Data extract:
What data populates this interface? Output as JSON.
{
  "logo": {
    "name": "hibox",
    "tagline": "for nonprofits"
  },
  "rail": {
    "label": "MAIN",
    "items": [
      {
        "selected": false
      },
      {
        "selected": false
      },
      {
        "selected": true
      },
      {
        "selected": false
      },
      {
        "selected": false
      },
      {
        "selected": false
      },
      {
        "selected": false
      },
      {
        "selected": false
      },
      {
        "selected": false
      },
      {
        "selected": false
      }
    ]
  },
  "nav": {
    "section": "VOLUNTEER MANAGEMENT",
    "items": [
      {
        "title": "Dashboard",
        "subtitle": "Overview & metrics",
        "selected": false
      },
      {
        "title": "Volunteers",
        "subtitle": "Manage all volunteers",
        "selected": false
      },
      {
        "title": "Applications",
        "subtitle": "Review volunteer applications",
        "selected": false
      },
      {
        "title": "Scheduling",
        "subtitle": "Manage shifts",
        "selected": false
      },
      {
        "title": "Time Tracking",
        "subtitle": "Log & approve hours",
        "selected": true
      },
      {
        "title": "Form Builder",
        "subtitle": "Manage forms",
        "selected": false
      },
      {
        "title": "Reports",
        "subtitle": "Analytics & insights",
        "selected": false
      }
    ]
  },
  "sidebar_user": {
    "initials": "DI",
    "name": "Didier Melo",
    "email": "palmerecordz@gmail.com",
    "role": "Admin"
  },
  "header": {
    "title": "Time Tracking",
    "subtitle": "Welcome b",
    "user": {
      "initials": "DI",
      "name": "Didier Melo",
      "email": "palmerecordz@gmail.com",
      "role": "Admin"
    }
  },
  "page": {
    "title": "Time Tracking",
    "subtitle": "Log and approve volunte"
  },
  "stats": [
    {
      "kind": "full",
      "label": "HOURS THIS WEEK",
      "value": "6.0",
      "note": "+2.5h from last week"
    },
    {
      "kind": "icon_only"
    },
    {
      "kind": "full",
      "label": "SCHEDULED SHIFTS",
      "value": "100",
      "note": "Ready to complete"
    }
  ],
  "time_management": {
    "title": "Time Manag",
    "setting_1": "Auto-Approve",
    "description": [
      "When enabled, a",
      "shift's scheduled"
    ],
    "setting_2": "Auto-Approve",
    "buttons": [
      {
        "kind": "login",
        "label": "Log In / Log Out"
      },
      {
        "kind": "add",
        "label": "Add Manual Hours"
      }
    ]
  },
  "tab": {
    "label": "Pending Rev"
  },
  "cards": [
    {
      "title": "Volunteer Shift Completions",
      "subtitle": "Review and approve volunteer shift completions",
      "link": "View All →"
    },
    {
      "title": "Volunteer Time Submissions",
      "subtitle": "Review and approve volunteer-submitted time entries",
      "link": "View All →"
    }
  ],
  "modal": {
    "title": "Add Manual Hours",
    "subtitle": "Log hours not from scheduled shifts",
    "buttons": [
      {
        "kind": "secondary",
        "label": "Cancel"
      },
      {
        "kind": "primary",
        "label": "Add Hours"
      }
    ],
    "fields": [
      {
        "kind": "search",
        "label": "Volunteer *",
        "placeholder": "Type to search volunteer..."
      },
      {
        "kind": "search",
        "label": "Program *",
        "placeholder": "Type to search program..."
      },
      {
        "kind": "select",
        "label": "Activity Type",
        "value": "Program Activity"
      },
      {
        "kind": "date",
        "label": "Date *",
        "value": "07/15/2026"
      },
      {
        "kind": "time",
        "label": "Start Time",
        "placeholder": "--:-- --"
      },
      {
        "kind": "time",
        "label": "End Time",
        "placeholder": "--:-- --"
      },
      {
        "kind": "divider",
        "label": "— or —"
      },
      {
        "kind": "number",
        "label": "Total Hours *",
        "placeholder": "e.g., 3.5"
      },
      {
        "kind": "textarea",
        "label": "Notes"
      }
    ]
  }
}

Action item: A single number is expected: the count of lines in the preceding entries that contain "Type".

Finished task: 3